Despite the controversy, Menchú remains a valid symbol of indigenous people's rights. Dan Wildcat, a professor of American Indian studies at HINU, has taught I, Rigoberta Menchú for about 10 years and sees a lot of parallels between her struggle and that of Native Americans in North America.
` "I look at that book as a testimony to what has allowed native people to survive," he says. "I think what amazes students here is they see that war is still going on, but it's just in another place -- governments waging war against native people who want to stand up for their dignity, their traditions, and, as Rigoberta said, their history."
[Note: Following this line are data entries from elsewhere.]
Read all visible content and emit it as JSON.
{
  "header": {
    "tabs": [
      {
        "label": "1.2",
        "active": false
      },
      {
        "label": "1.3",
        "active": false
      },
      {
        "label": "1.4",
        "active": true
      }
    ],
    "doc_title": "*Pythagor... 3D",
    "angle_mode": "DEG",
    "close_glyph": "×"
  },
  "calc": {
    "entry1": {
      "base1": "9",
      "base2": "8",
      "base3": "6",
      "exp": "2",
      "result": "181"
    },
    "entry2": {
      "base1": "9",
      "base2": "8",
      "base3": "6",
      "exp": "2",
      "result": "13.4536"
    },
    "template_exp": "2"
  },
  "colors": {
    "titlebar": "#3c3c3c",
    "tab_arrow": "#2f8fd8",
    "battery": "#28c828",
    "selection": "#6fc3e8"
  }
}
Although he hasn't read Stoll's book -- and stresses that his information about it was secondhand -- Wildcat says he has read all the commentary and defends Menchú's story. "I take her at her word that she's telling a history that shouldn't be understood in kind of a documentarian -- well, I'll use the term, a Western -- kind of history of facts and documents and evidence. She's speaking to an experience of a people, of her people, and speaking to that in a very general sense."
"I have no objection to (her being a symbol)," Stoll says. "I only have objections to what I think are significant details. I think I, Rigoberta Menchú can be a good book to assign to students. I think people should go listen to her. I'm pleased that she has gone to Spain to ask the Spanish judicial system to indict several ex-Guatemalan dictators; I think that's great.
"I think that's proof that simply questioning significant details of her story is not tantamount to destroying her and is not tantamount to ruining her as a symbol."
Although Menchú's background has been the subject of an intense debate, the larger issues ring true for people who have been touched by her story and continue to view her as the foremost symbol of the centuries-old repression of indigenous people.
Peltier, also considered to be a symbol of indigenous repression, was visited by Menchú. Sylvain Duez, a coordinator with the Leonard Peltier Defense Committee (LPDC) in Lawrence, reports that the visit was positive and that it "brought (Peltier) a lot of hope that he will be released soon."
Peltier has exhausted all of his appeals, and he filed for executive clemency on Nov. 21, 1993. Since then, the LPDC has received only form letters from President Clinton, stating that the case is still under review by the Department of Justice.
Menchú is adding Peltier's case to her new program for universal justice, which her foundation runs. The office for the new program is based in Mexico and will fully investigate cases that are considered to be crimes against humanity. Peltier's case will be the first one unrelated to Guatemala. Also, it will be the first case in which the program strives not to take someone to court but to free a man from jail. The imprisonment, program participants believe, was the result of an unfair process.
Menchü is optimistic that Peltier will be freed from prison. "I have a very good energy and vibes coming into me about this," she says with a determined look and in a resolute voice.
"In the past, we have tried several options in order to get Leonard Peltier free. I am sure we have not found the correct key, or the correct door, or the correct path to do so, and I'm well prepared to touch and knock on every door possible, and I will beat these doors, asking and trying to make the truth available."